**Raw data:**
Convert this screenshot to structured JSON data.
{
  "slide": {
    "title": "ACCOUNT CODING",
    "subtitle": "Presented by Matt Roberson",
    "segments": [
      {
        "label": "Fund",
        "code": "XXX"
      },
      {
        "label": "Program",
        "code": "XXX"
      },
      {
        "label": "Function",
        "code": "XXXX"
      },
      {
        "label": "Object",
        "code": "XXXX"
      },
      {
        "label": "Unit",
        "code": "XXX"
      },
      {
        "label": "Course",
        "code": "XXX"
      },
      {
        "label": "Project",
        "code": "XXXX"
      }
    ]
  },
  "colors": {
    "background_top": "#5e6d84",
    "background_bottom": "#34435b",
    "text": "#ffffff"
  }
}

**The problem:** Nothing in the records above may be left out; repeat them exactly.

**Response to the task:**
Convert this screenshot to structured JSON data.
{
  "slide": {
    "title": "ACCOUNT CODING",
    "subtitle": "Presented by Matt Roberson",
    "segments": [
      {
        "label": "Fund",
        "code": "XXX"
      },
      {
        "label": "Program",
        "code": "XXX"
      },
      {
        "label": "Function",
        "code": "XXXX"
      },
      {
        "label": "Object",
        "code": "XXXX"
      },
      {
        "label": "Unit",
        "code": "XXX"
      },
      {
        "label": "Course",
        "code": "XXX"
      },
      {
        "label": "Project",
        "code": "XXXX"
      }
    ]
  },
  "colors": {
    "background_top": "#5e6d84",
    "background_bottom": "#34435b",
    "text": "#ffffff"
  }
}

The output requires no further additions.